Proposition 22: YES
A YES vote on this measure prohibits the state from borrowing or taking funds used for transportation, redevelopment, or local government projects and services. The state’s authority to use or redirect state fuel tax and local property tax revenues would be significantly restricted.
California’s General Fund tramples on every type of revenue in the state. Local property taxes? Right into the General Fund’s maw. Fuel taxes to pay for transportation and infrastructure? Right into the General Fund. That has to stop. I note that the teachers and firefighters unions, etc., are against it, so I assume it must be a good thing.
Proposition 23: YES
A YES vote on this measure means: Certain existing and proposed regulations authorized under state law (“Assembly Bill 32″) to address global warming would be suspended. These regulations would remain suspended until the state unemployment rate drops to 5.5 percent or lower for one year.
This proposition would, in effect, completely gut the global warming bill’s provisions. Requiring an unemployment rate in California to remain at 5.5% for one year means that the bill will, as a practical matter, never be implemented. So, the billions in costs for CO2 reduction, etc., will never be imposed.

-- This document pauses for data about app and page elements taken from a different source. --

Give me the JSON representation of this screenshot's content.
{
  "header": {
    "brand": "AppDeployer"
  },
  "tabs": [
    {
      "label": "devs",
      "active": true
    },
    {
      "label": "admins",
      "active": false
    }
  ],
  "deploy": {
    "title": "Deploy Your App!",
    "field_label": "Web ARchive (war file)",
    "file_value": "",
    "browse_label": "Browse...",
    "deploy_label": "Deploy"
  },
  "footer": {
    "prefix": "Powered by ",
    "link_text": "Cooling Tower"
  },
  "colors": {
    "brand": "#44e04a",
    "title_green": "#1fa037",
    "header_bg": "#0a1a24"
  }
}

Proposition 24: NO
A YES vote on this measure means: Three business tax provisions will return to what they were before 2008 and 2009 law changes. As a result: (1) a business will be less able to deduct losses in one year against income in other years, (2) a multistate business will have its California income determined by a calculation using three factors, and (3) a business will not be able to share tax credits with related businesses.
Another tax hike. Go screw.
Proposition 25: NO
A YES vote on this measure means: The Legislature’s vote requirement to send the annual budget bill to the Governor would be lowered from two-thirds to a majority of each house of the Legislature.
I’m happy forcing a 2/3 majority for the budget, especially since California is a one-party state. It’s really the only way to force bipartisanship on the legislature, and it gives the minority party a chance to do something besides getting run over roughshod.
Proposition 26: YES
A YES vote on this measure means: The definition of taxes would be broadened to include many payments currently considered to be fees or charges. As a result, more state and local proposals to increase revenues would require approval by two-thirds of each house of the Legislature or by local voters.
This makes it harder to raise fees or surcharges without explicit voter approval, or a supermajority in the legislature. I have to live within a budget, let them try it for a while, instead of simply using my wallet to fill up the holes they create with overspending.
Proposition 27: NO
A YES vote on this measure means: The responsibility to determine the boundaries of State Legislature and Board of Equalization districts would be returned to the Legislature. The Citizens Redistricting Commission, established by Proposition 11 in 2008 to perform this function, would be eliminated. (Proposition 20 on this ballot also concerns redistricting issues. If both Proposition 27 and Proposition 20 are approved by voters, the proposition receiving the greater number of “yes” votes would be the only one to go into effect.)
Nope. We already decided that we didn’t want politicians to create safe districts. Let’s keep this as a technical, bipartisan process.